Watch your step: Researchers help seniors stay on their feet
According to Statistics Canada, approximately one-third of adults over 65 fall each year and 60 per cent of injuries in those over 65 are fall related. Most of these falls occur in the home. Memorial University’s School of Human Kinetics and Recreation (HKR) is hoping to change those statistics.
Dr. Jeannette Byrne started in Holyrood with a fall prevention program; a balance-based exercise program for seniors. A few months back Mary noticed an advertisement in the Holyrood town flyer about the program so she signed up.
“I didn’t really know what it was when I saw it advertised, but I do whatever I can to stay active for my health and well-being.” The program was part of a research project Fall Prevention in Community Dwelling Seniors: A Quantitative and Qualitative Study.
Dr. Byrne and masters student Megan Cummings ran two groups: One which received balance-based exercises and an information session and a second group which received only the information session. To make recommendations for future programs, they wanted to know if the intervention program affected how confident they felt and whether there were balance improvements.

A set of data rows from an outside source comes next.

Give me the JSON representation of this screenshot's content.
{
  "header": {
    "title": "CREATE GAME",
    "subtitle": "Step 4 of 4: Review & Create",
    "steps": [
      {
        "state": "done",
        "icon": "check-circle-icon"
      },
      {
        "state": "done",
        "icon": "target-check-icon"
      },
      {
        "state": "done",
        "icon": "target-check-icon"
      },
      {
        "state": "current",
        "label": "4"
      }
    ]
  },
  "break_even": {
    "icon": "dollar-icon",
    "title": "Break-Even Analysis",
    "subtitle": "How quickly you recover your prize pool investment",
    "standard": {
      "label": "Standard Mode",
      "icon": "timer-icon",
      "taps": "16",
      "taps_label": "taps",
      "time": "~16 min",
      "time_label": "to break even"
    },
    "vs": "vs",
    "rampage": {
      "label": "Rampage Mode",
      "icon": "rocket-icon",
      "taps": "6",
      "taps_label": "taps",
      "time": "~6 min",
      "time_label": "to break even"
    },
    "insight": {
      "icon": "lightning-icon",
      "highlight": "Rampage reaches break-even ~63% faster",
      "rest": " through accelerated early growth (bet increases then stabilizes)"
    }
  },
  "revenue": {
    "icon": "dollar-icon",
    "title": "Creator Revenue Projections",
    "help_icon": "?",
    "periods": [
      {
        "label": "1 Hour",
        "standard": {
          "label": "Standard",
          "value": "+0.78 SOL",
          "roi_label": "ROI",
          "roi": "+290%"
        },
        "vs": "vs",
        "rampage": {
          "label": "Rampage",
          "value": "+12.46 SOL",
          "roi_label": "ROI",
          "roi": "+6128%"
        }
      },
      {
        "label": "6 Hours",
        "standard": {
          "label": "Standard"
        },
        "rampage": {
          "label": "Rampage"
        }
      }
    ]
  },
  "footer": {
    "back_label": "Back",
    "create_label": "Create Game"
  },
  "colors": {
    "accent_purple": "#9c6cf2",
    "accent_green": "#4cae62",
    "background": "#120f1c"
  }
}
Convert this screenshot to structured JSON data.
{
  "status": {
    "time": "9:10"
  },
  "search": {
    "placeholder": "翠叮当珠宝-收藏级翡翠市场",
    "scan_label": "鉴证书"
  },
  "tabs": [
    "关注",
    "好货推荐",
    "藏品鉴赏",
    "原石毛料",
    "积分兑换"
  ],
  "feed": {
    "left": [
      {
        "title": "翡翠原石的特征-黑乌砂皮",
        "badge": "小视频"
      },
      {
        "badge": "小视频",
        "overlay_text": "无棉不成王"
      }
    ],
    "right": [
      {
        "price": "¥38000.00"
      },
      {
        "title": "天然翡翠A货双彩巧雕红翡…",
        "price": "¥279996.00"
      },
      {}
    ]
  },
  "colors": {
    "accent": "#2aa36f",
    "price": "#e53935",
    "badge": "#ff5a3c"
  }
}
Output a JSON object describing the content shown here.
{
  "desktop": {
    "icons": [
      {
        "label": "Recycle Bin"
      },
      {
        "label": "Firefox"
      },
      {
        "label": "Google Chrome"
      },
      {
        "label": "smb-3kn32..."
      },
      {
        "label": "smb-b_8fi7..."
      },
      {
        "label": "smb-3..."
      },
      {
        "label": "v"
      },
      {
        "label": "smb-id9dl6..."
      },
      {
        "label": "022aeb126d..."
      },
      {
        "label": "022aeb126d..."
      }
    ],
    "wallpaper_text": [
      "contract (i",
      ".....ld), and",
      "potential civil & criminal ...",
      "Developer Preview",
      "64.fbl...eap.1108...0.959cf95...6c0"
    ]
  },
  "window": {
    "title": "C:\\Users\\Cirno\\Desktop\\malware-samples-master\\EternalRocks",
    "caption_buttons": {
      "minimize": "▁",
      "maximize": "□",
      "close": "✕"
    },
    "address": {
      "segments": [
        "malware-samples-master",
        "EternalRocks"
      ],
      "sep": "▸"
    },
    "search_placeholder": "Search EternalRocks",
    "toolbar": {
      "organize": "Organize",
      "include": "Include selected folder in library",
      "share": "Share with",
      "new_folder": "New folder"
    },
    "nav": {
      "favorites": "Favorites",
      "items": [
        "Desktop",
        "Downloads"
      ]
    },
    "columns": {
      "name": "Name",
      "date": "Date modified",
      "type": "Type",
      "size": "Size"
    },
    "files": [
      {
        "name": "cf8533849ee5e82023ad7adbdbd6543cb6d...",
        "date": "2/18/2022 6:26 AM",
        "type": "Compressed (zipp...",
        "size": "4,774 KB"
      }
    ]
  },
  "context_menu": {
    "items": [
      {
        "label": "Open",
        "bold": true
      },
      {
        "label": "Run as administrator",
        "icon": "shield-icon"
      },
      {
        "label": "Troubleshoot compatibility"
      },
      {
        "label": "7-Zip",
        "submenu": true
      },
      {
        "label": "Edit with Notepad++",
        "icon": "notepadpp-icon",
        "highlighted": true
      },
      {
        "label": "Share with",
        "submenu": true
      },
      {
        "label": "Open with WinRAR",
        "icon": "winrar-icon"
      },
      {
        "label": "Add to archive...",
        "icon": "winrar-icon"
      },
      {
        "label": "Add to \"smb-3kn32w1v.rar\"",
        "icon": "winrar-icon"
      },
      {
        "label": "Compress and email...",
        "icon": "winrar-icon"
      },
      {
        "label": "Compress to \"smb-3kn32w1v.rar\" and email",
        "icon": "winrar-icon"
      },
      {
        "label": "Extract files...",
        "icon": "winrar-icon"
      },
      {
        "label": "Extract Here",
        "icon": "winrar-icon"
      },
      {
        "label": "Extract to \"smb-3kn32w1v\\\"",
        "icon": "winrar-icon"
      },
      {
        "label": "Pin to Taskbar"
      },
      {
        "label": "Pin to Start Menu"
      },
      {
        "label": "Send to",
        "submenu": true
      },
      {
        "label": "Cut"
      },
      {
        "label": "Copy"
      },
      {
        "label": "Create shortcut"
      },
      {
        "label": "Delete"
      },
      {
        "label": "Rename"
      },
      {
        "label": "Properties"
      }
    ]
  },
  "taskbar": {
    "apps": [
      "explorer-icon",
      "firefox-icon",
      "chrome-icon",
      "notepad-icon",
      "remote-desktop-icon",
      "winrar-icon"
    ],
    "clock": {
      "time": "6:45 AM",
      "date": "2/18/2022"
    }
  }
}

With funding from the Newfoundland and Labrador Healthy Aging Research Program (NLHARP), which is administered by Newfoundland and Labrador Centre for Applied Health Research, the exercise-based group met twice a week for ten weeks. They performed exercises and activities to challenge their balance. During the program there was also information on fall prevention, how to reduce the risk and what to do after a fall. According to Mary, simple advice such as proper footwear around the house and getting rid of mats was very useful.
“Balance is very important as we age and our muscles get weaker,” said Rebecca Lau, a student who worked on the project. “Statistics show that as we age we are at greater risk for falling due to a number of factors such as vision, hearing, medications, home-hazards, etc. Hopefully, the results of this study will show how important these interventions are and how seniors can benefit from these programs.”
For Mary, it means that when winter ice hits, she will have a lot more confidence. “I feel safer and I’ve learned a lot. I’m more relaxed now and not as scared of falling.”
Dr. Byrne, along with Dr. Angela Loucks-Atkinson along with Sherry Kennedy, a regional health educator with Eastern Health, also hosted a community event in February, Watch your step: Staying active and on your feet as you age. The interactive session was meant to not only inform but start conversations and answer questions around falls and to help empower seniors to stay on their own two feet.
“A lot of seniors don’t realize how changing a few things around their home will go a long way towards preventing a fall,” notes Dr. Byrne. “Many also don’t realize that even though there is a high rate of falls with seniors, it is not a natural part of aging. There are so many things they can do to prevent it.”
Funding for this event came from the Royal Society of Canada’s Open Academy. The researchers are planning another event is planned for the fall.